PROBLEM STATEMENT:
Without any pictures, output the records exactly as they are.

===== GIVEN DATA

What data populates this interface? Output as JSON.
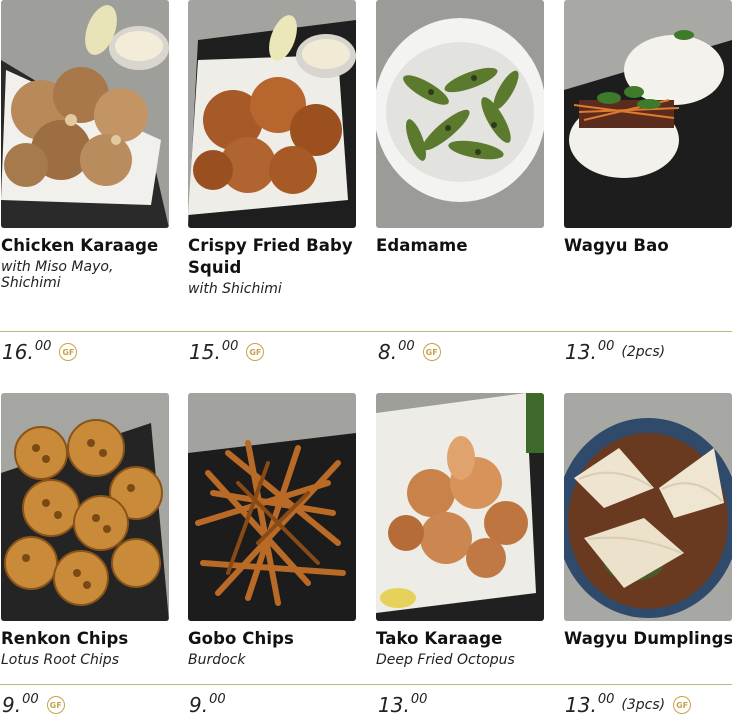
{
  "items": [
    {
      "name": "Chicken Karaage",
      "desc": "with Miso Mayo, Shichimi",
      "price_main": "16.",
      "price_cents": "00",
      "note": "",
      "gf": "GF"
    },
    {
      "name": "Crispy Fried Baby Squid",
      "desc": "with Shichimi",
      "price_main": "15.",
      "price_cents": "00",
      "note": "",
      "gf": "GF"
    },
    {
      "name": "Edamame",
      "desc": "",
      "price_main": "8.",
      "price_cents": "00",
      "note": "",
      "gf": "GF"
    },
    {
      "name": "Wagyu Bao",
      "desc": "",
      "price_main": "13.",
      "price_cents": "00",
      "note": "(2pcs)",
      "gf": ""
    },
    {
      "name": "Renkon Chips",
      "desc": "Lotus Root Chips",
      "price_main": "9.",
      "price_cents": "00",
      "note": "",
      "gf": "GF"
    },
    {
      "name": "Gobo Chips",
      "desc": "Burdock",
      "price_main": "9.",
      "price_cents": "00",
      "note": "",
      "gf": ""
    },
    {
      "name": "Tako Karaage",
      "desc": "Deep Fried Octopus",
      "price_main": "13.",
      "price_cents": "00",
      "note": "",
      "gf": ""
    },
    {
      "name": "Wagyu Dumplings",
      "desc": "",
      "price_main": "13.",
      "price_cents": "00",
      "note": "(3pcs)",
      "gf": "GF"
    }
  ],
  "colors": {
    "accent_rule": "#bdb87a",
    "gf_badge": "#c9a24a",
    "background": "#ffffff"
  },
  "icons": [
    "gluten-free-badge-icon"
  ]
}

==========

WRITTEN ANSWER:
What data populates this interface? Output as JSON.
{
  "items": [
    {
      "name": "Chicken Karaage",
      "desc": "with Miso Mayo, Shichimi",
      "price_main": "16.",
      "price_cents": "00",
      "note": "",
      "gf": "GF"
    },
    {
      "name": "Crispy Fried Baby Squid",
      "desc": "with Shichimi",
      "price_main": "15.",
      "price_cents": "00",
      "note": "",
      "gf": "GF"
    },
    {
      "name": "Edamame",
      "desc": "",
      "price_main": "8.",
      "price_cents": "00",
      "note": "",
      "gf": "GF"
    },
    {
      "name": "Wagyu Bao",
      "desc": "",
      "price_main": "13.",
      "price_cents": "00",
      "note": "(2pcs)",
      "gf": ""
    },
    {
      "name": "Renkon Chips",
      "desc": "Lotus Root Chips",
      "price_main": "9.",
      "price_cents": "00",
      "note": "",
      "gf": "GF"
    },
    {
      "name": "Gobo Chips",
      "desc": "Burdock",
      "price_main": "9.",
      "price_cents": "00",
      "note": "",
      "gf": ""
    },
    {
      "name": "Tako Karaage",
      "desc": "Deep Fried Octopus",
      "price_main": "13.",
      "price_cents": "00",
      "note": "",
      "gf": ""
    },
    {
      "name": "Wagyu Dumplings",
      "desc": "",
      "price_main": "13.",
      "price_cents": "00",
      "note": "(3pcs)",
      "gf": "GF"
    }
  ],
  "colors": {
    "accent_rule": "#bdb87a",
    "gf_badge": "#c9a24a",
    "background": "#ffffff"
  },
  "icons": [
    "gluten-free-badge-icon"
  ]
}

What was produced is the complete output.